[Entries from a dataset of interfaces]

________________

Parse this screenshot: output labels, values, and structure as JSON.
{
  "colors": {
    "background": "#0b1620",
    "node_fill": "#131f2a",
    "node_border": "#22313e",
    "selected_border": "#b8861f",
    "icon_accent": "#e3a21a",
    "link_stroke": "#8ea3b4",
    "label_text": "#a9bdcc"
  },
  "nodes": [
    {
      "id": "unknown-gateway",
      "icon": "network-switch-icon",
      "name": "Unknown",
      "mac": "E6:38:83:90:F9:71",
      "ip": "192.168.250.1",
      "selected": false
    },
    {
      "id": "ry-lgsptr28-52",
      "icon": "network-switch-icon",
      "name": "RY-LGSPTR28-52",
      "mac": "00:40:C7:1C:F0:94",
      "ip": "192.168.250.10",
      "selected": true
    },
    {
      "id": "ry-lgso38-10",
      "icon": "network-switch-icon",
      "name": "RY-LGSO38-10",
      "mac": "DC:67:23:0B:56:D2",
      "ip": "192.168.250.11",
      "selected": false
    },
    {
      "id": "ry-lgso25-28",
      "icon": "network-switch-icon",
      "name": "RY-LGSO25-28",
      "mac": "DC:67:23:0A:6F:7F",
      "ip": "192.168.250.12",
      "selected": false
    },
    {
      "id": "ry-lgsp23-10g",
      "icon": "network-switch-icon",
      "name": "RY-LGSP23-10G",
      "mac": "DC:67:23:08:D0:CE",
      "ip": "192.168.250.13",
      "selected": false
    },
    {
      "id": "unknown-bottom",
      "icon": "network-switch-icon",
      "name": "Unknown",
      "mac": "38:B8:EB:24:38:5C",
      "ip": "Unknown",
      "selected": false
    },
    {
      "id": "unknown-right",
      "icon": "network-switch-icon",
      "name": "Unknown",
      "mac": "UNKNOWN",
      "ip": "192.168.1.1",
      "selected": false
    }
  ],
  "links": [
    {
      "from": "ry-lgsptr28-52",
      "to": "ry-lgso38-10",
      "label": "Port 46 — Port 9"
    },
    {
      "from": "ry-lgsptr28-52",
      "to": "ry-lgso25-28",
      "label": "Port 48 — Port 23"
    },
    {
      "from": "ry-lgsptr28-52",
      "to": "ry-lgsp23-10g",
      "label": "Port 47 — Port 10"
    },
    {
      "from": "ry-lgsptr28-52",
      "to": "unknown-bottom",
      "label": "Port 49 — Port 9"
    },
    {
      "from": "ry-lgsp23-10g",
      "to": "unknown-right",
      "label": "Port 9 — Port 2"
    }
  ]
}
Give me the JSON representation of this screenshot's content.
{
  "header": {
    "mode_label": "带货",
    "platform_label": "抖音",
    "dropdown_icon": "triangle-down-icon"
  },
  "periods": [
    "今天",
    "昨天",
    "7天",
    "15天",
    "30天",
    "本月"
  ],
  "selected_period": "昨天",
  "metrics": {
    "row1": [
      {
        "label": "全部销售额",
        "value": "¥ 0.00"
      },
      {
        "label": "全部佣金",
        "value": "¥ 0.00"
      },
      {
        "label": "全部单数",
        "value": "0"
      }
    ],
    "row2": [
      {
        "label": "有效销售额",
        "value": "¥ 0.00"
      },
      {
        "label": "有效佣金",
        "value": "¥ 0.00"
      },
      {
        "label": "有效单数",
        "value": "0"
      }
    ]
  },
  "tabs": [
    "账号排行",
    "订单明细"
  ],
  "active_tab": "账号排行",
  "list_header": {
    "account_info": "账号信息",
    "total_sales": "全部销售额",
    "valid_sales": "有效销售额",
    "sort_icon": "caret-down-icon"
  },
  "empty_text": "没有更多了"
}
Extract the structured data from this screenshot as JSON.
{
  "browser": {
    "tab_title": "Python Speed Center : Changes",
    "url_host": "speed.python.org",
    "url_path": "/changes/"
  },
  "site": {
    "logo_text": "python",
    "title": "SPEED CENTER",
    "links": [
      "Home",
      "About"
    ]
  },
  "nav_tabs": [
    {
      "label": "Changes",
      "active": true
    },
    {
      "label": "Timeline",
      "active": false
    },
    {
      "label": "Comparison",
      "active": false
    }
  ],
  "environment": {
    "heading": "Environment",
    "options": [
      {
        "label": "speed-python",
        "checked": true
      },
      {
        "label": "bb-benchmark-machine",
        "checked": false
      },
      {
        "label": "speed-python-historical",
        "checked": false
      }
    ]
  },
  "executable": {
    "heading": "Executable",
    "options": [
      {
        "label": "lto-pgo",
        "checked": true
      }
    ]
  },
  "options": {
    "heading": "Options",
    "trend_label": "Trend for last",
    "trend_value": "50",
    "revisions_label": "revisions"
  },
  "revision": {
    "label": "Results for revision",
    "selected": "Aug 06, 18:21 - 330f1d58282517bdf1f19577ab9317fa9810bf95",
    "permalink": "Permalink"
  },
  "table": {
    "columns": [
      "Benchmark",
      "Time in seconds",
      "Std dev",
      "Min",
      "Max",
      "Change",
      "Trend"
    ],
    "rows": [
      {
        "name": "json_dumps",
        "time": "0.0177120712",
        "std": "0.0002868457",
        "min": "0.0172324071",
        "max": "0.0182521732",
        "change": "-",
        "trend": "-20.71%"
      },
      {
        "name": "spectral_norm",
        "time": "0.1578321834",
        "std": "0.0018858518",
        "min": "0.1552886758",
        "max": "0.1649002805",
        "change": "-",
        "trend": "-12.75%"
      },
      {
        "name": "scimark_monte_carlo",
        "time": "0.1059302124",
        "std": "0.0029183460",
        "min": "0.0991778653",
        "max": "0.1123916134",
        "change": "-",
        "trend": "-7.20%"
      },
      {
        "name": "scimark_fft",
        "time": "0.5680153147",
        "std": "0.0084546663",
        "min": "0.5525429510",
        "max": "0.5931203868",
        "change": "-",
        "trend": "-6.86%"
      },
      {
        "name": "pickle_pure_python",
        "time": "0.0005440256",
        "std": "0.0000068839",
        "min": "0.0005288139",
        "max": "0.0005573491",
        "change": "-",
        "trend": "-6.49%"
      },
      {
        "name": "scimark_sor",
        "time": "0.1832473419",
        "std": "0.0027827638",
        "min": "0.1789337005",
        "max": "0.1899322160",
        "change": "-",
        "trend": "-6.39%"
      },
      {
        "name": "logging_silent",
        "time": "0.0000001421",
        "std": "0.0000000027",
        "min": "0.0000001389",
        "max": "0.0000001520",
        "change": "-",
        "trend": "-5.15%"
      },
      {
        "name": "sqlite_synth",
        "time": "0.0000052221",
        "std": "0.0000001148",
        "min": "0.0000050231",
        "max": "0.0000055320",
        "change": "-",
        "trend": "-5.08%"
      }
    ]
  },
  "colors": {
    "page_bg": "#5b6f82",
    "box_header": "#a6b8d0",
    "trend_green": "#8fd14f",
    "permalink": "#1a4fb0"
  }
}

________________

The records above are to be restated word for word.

→ TASK RESPONSE:
Parse this screenshot: output labels, values, and structure as JSON.
{
  "colors": {
    "background": "#0b1620",
    "node_fill": "#131f2a",
    "node_border": "#22313e",
    "selected_border": "#b8861f",
    "icon_accent": "#e3a21a",
    "link_stroke": "#8ea3b4",
    "label_text": "#a9bdcc"
  },
  "nodes": [
    {
      "id": "unknown-gateway",
      "icon": "network-switch-icon",
      "name": "Unknown",
      "mac": "E6:38:83:90:F9:71",
      "ip": "192.168.250.1",
      "selected": false
    },
    {
      "id": "ry-lgsptr28-52",
      "icon": "network-switch-icon",
      "name": "RY-LGSPTR28-52",
      "mac": "00:40:C7:1C:F0:94",
      "ip": "192.168.250.10",
      "selected": true
    },
    {
      "id": "ry-lgso38-10",
      "icon": "network-switch-icon",
      "name": "RY-LGSO38-10",
      "mac": "DC:67:23:0B:56:D2",
      "ip": "192.168.250.11",
      "selected": false
    },
    {
      "id": "ry-lgso25-28",
      "icon": "network-switch-icon",
      "name": "RY-LGSO25-28",
      "mac": "DC:67:23:0A:6F:7F",
      "ip": "192.168.250.12",
      "selected": false
    },
    {
      "id": "ry-lgsp23-10g",
      "icon": "network-switch-icon",
      "name": "RY-LGSP23-10G",
      "mac": "DC:67:23:08:D0:CE",
      "ip": "192.168.250.13",
      "selected": false
    },
    {
      "id": "unknown-bottom",
      "icon": "network-switch-icon",
      "name": "Unknown",
      "mac": "38:B8:EB:24:38:5C",
      "ip": "Unknown",
      "selected": false
    },
    {
      "id": "unknown-right",
      "icon": "network-switch-icon",
      "name": "Unknown",
      "mac": "UNKNOWN",
      "ip": "192.168.1.1",
      "selected": false
    }
  ],
  "links": [
    {
      "from": "ry-lgsptr28-52",
      "to": "ry-lgso38-10",
      "label": "Port 46 — Port 9"
    },
    {
      "from": "ry-lgsptr28-52",
      "to": "ry-lgso25-28",
      "label": "Port 48 — Port 23"
    },
    {
      "from": "ry-lgsptr28-52",
      "to": "ry-lgsp23-10g",
      "label": "Port 47 — Port 10"
    },
    {
      "from": "ry-lgsptr28-52",
      "to": "unknown-bottom",
      "label": "Port 49 — Port 9"
    },
    {
      "from": "ry-lgsp23-10g",
      "to": "unknown-right",
      "label": "Port 9 — Port 2"
    }
  ]
}
Give me the JSON representation of this screenshot's content.
{
  "header": {
    "mode_label": "带货",
    "platform_label": "抖音",
    "dropdown_icon": "triangle-down-icon"
  },
  "periods": [
    "今天",
    "昨天",
    "7天",
    "15天",
    "30天",
    "本月"
  ],
  "selected_period": "昨天",
  "metrics": {
    "row1": [
      {
        "label": "全部销售额",
        "value": "¥ 0.00"
      },
      {
        "label": "全部佣金",
        "value": "¥ 0.00"
      },
      {
        "label": "全部单数",
        "value": "0"
      }
    ],
    "row2": [
      {
        "label": "有效销售额",
        "value": "¥ 0.00"
      },
      {
        "label": "有效佣金",
        "value": "¥ 0.00"
      },
      {
        "label": "有效单数",
        "value": "0"
      }
    ]
  },
  "tabs": [
    "账号排行",
    "订单明细"
  ],
  "active_tab": "账号排行",
  "list_header": {
    "account_info": "账号信息",
    "total_sales": "全部销售额",
    "valid_sales": "有效销售额",
    "sort_icon": "caret-down-icon"
  },
  "empty_text": "没有更多了"
}
Extract the structured data from this screenshot as JSON.
{
  "browser": {
    "tab_title": "Python Speed Center : Changes",
    "url_host": "speed.python.org",
    "url_path": "/changes/"
  },
  "site": {
    "logo_text": "python",
    "title": "SPEED CENTER",
    "links": [
      "Home",
      "About"
    ]
  },
  "nav_tabs": [
    {
      "label": "Changes",
      "active": true
    },
    {
      "label": "Timeline",
      "active": false
    },
    {
      "label": "Comparison",
      "active": false
    }
  ],
  "environment": {
    "heading": "Environment",
    "options": [
      {
        "label": "speed-python",
        "checked": true
      },
      {
        "label": "bb-benchmark-machine",
        "checked": false
      },
      {
        "label": "speed-python-historical",
        "checked": false
      }
    ]
  },
  "executable": {
    "heading": "Executable",
    "options": [
      {
        "label": "lto-pgo",
        "checked": true
      }
    ]
  },
  "options": {
    "heading": "Options",
    "trend_label": "Trend for last",
    "trend_value": "50",
    "revisions_label": "revisions"
  },
  "revision": {
    "label": "Results for revision",
    "selected": "Aug 06, 18:21 - 330f1d58282517bdf1f19577ab9317fa9810bf95",
    "permalink": "Permalink"
  },
  "table": {
    "columns": [
      "Benchmark",
      "Time in seconds",
      "Std dev",
      "Min",
      "Max",
      "Change",
      "Trend"
    ],
    "rows": [
      {
        "name": "json_dumps",
        "time": "0.0177120712",
        "std": "0.0002868457",
        "min": "0.0172324071",
        "max": "0.0182521732",
        "change": "-",
        "trend": "-20.71%"
      },
      {
        "name": "spectral_norm",
        "time": "0.1578321834",
        "std": "0.0018858518",
        "min": "0.1552886758",
        "max": "0.1649002805",
        "change": "-",
        "trend": "-12.75%"
      },
      {
        "name": "scimark_monte_carlo",
        "time": "0.1059302124",
        "std": "0.0029183460",
        "min": "0.0991778653",
        "max": "0.1123916134",
        "change": "-",
        "trend": "-7.20%"
      },
      {
        "name": "scimark_fft",
        "time": "0.5680153147",
        "std": "0.0084546663",
        "min": "0.5525429510",
        "max": "0.5931203868",
        "change": "-",
        "trend": "-6.86%"
      },
      {
        "name": "pickle_pure_python",
        "time": "0.0005440256",
        "std": "0.0000068839",
        "min": "0.0005288139",
        "max": "0.0005573491",
        "change": "-",
        "trend": "-6.49%"
      },
      {
        "name": "scimark_sor",
        "time": "0.1832473419",
        "std": "0.0027827638",
        "min": "0.1789337005",
        "max": "0.1899322160",
        "change": "-",
        "trend": "-6.39%"
      },
      {
        "name": "logging_silent",
        "time": "0.0000001421",
        "std": "0.0000000027",
        "min": "0.0000001389",
        "max": "0.0000001520",
        "change": "-",
        "trend": "-5.15%"
      },
      {
        "name": "sqlite_synth",
        "time": "0.0000052221",
        "std": "0.0000001148",
        "min": "0.0000050231",
        "max": "0.0000055320",
        "change": "-",
        "trend": "-5.08%"
      }
    ]
  },
  "colors": {
    "page_bg": "#5b6f82",
    "box_header": "#a6b8d0",
    "trend_green": "#8fd14f",
    "permalink": "#1a4fb0"
  }
}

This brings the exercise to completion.